Ella Brocklebank: Jenner, as main building contractors, made the decision to close. We took a temporary five-week break and shut down all our sites - which was a difficult decision and went against the government's advice at the time to keep building, but we just felt that how could you run building sites safely when there were factors such as social distancing, subcontractors needing to isolate or just not wanting to be on-site? Closing our sites just felt like the right thing to do, and allowed us time to take stock, plan and prepare appropriate safety measures for re-opening, keeping everyone safe while pushing forwards with our projects.

Anthony Puma: But, as many of us found during the extended lockdowns and isolations from society, it proved challenging to maintain morale and remain optimistic. So, how did Jenner - which can boast a tight-knit team - keep their staff upbeat and supported from a distance?

Ella Brocklebank: It was something we paid close attention to, as by closing our sites we furloughed 90% of our staff, so we're very fortunate to have been protected by that scheme. This lft staff to implement the right policies and procedures It was critical that communication - both internal and external - continued. We sent weekly emails, newsletters and communications to all our staff to retain morale and keep people upbeat. Open communication was key during what was quite an unnerving time. We engaged with staff to try to keep them active, for example organising activity-based fundraising events such as the NHS 1,000 miles challenge. We even did drawing competitions for children - we really tried to keep people engaged and made sure they knew they were part of the team.

Anthony Puma: Is there anything that, upon reflection, you would've done a bit differently if you had that time again?

Ella Brocklebank: I don't think we would actually - I think we absolutely made the right decision to close sites and our head office for that time. I think safety and our staff's wellbeing were everything, so we do believe we made the right decision that was thankfully made possible by the furlough scheme. Equally, if anything happens again, we're now a bit more prepared for it - for example, a lot of the enhanced safety measures continue today.

Anthony Puma: The last few years, through necessity, have certainly enhanced the adoption of digitalisation in construction. Have you found this has changed people's perception, and they're adapting to the digital ways of working?

Ella Brocklebank: I think so. We've had to in order to survive really, haven't we? It's now become the new norm. Where people would've once shied away from technology, they now realise it's there, and they've got to embrace it to move forwards. In that sense, it's been a positive move forwards for construction and allowed us to emerge as an innovative industry.

Anthony Puma: How have you found the adoption of technology from a site perspective, and what impact has this had?

Ella Brocklebank: It probably made us a bit more efficient and more productive.

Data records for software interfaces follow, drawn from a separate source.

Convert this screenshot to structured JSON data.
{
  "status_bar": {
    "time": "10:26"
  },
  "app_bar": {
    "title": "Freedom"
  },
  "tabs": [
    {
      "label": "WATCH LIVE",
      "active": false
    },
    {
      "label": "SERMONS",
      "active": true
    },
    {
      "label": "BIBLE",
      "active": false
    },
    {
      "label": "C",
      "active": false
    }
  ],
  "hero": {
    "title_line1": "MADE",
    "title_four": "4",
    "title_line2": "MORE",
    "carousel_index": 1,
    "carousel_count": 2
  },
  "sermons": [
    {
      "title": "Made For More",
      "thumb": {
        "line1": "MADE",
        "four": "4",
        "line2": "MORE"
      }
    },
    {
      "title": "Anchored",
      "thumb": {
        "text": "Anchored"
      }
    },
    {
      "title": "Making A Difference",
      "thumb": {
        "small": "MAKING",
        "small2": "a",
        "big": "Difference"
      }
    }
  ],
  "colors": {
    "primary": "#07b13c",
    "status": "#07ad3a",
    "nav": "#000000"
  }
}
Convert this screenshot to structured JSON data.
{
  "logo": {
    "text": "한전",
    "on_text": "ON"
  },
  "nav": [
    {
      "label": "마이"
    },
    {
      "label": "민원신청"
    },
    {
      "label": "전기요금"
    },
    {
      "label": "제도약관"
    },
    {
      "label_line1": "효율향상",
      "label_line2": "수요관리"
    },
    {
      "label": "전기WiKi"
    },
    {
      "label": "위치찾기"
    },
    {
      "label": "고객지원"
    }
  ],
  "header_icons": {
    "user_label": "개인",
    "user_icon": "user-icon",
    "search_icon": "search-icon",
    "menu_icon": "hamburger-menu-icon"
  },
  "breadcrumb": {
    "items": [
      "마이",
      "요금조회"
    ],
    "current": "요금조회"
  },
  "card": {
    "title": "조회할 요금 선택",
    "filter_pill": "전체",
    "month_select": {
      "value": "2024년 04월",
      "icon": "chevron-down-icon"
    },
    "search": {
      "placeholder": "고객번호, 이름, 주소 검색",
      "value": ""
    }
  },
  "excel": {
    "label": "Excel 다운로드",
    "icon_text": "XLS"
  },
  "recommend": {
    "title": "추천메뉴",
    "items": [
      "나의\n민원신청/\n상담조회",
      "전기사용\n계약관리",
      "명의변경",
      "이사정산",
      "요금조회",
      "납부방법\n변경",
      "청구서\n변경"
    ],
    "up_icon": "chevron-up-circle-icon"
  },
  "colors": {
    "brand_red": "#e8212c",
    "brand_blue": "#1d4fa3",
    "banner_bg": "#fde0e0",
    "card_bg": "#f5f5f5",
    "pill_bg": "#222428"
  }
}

Obviously, people need to be on site to build something, but utilising technology meant we could safely keep operating and communicating without putting people unnecessarily at risk - it quickly became the norm and helped us to keep going.

Anthony Puma: In terms of moving forward and the adoption of technology, how do you see that taking shape for you in the future?

Ella Brocklebank: We need to continue to move forwards now and utilise the technology we're using. We're based down in Folkestone but have sites in Sussex, but technology can make our teams much more efficient and connected - we don't have to waste time driving to sites. Instead, we can do meetings virtually and save days at a time, so we're becoming even more efficient, and I only see that continuing. As new technologies emerge, we're much more prepared to embrace that and implement new ways of working.

Anthony Puma: Ella, it’s been a pleasure to talk to you, thank you for coming to talk to us.

Ella Brocklebank: Likewise, thank you.